◆ EXERCISE INSTRUCTIONS: Print the entries exactly as they appear, and omit any images.

━━━

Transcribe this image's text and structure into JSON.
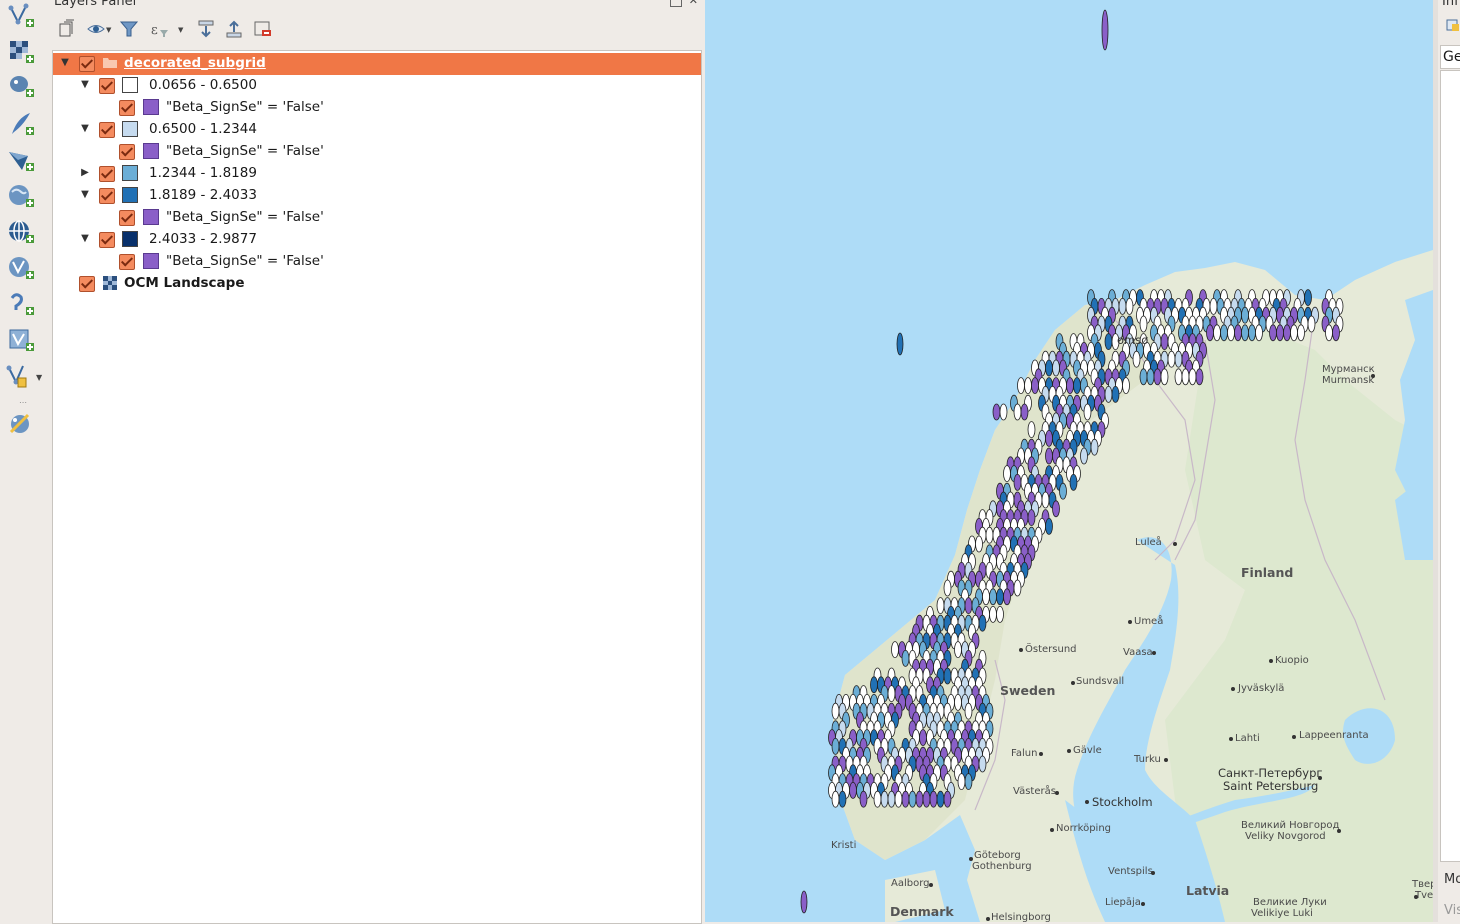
{
  "panel": {
    "title": "Layers Panel"
  },
  "layers": {
    "group": {
      "name": "decorated_subgrid"
    },
    "classes": [
      {
        "range": "0.0656 - 0.6500",
        "color": "#ffffff",
        "expanded": true,
        "rule": "\"Beta_SignSe\" = 'False'"
      },
      {
        "range": "0.6500 - 1.2344",
        "color": "#c6dbef",
        "expanded": true,
        "rule": "\"Beta_SignSe\" = 'False'"
      },
      {
        "range": "1.2344 - 1.8189",
        "color": "#6baed6",
        "expanded": false,
        "rule": ""
      },
      {
        "range": "1.8189 - 2.4033",
        "color": "#2171b5",
        "expanded": true,
        "rule": "\"Beta_SignSe\" = 'False'"
      },
      {
        "range": "2.4033 - 2.9877",
        "color": "#08306b",
        "expanded": true,
        "rule": "\"Beta_SignSe\" = 'False'"
      }
    ],
    "rule_color": "#8a5fc8",
    "basemap": {
      "name": "OCM Landscape"
    }
  },
  "map": {
    "labels": {
      "tromso": "omsø",
      "murmansk_ru": "Мурманск",
      "murmansk": "Murmansk",
      "lulea": "Luleå",
      "finland": "Finland",
      "umea": "Umeå",
      "ostersund": "Östersund",
      "vaasa": "Vaasa",
      "kuopio": "Kuopio",
      "sweden": "Sweden",
      "sundsvall": "Sundsvall",
      "jyvaskyla": "Jyväskylä",
      "falun": "Falun",
      "gavle": "Gävle",
      "turku": "Turku",
      "lahti": "Lahti",
      "lappeenranta": "Lappeenranta",
      "spb_ru": "Санкт-Петербург",
      "spb": "Saint Petersburg",
      "vasteras": "Västerås",
      "stockholm": "Stockholm",
      "norrkoping": "Norrköping",
      "novgorod_ru": "Великий Новгород",
      "novgorod": "Veliky Novgorod",
      "kristiansand": "Kristi",
      "goteborg": "Göteborg",
      "gothenburg": "Gothenburg",
      "ventspils": "Ventspils",
      "aalborg": "Aalborg",
      "latvia": "Latvia",
      "tver_ru": "Твeр",
      "tver": "Tver",
      "velikiye_ru": "Великие Луки",
      "velikiye": "Velikiye Luki",
      "liepaja": "Liepāja",
      "denmark": "Denmark",
      "helsingborg": "Helsingborg"
    }
  },
  "right_panel": {
    "title": "Inf",
    "tab": "Ge",
    "bottom": "Mo",
    "bottom2": "Vis"
  }
}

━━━

◆ ANSWER BELOW:
Transcribe this image's text and structure into JSON.
{
  "panel": {
    "title": "Layers Panel"
  },
  "layers": {
    "group": {
      "name": "decorated_subgrid"
    },
    "classes": [
      {
        "range": "0.0656 - 0.6500",
        "color": "#ffffff",
        "expanded": true,
        "rule": "\"Beta_SignSe\" = 'False'"
      },
      {
        "range": "0.6500 - 1.2344",
        "color": "#c6dbef",
        "expanded": true,
        "rule": "\"Beta_SignSe\" = 'False'"
      },
      {
        "range": "1.2344 - 1.8189",
        "color": "#6baed6",
        "expanded": false,
        "rule": ""
      },
      {
        "range": "1.8189 - 2.4033",
        "color": "#2171b5",
        "expanded": true,
        "rule": "\"Beta_SignSe\" = 'False'"
      },
      {
        "range": "2.4033 - 2.9877",
        "color": "#08306b",
        "expanded": true,
        "rule": "\"Beta_SignSe\" = 'False'"
      }
    ],
    "rule_color": "#8a5fc8",
    "basemap": {
      "name": "OCM Landscape"
    }
  },
  "map": {
    "labels": {
      "tromso": "omsø",
      "murmansk_ru": "Мурманск",
      "murmansk": "Murmansk",
      "lulea": "Luleå",
      "finland": "Finland",
      "umea": "Umeå",
      "ostersund": "Östersund",
      "vaasa": "Vaasa",
      "kuopio": "Kuopio",
      "sweden": "Sweden",
      "sundsvall": "Sundsvall",
      "jyvaskyla": "Jyväskylä",
      "falun": "Falun",
      "gavle": "Gävle",
      "turku": "Turku",
      "lahti": "Lahti",
      "lappeenranta": "Lappeenranta",
      "spb_ru": "Санкт-Петербург",
      "spb": "Saint Petersburg",
      "vasteras": "Västerås",
      "stockholm": "Stockholm",
      "norrkoping": "Norrköping",
      "novgorod_ru": "Великий Новгород",
      "novgorod": "Veliky Novgorod",
      "kristiansand": "Kristi",
      "goteborg": "Göteborg",
      "gothenburg": "Gothenburg",
      "ventspils": "Ventspils",
      "aalborg": "Aalborg",
      "latvia": "Latvia",
      "tver_ru": "Твeр",
      "tver": "Tver",
      "velikiye_ru": "Великие Луки",
      "velikiye": "Velikiye Luki",
      "liepaja": "Liepāja",
      "denmark": "Denmark",
      "helsingborg": "Helsingborg"
    }
  },
  "right_panel": {
    "title": "Inf",
    "tab": "Ge",
    "bottom": "Mo",
    "bottom2": "Vis"
  }
}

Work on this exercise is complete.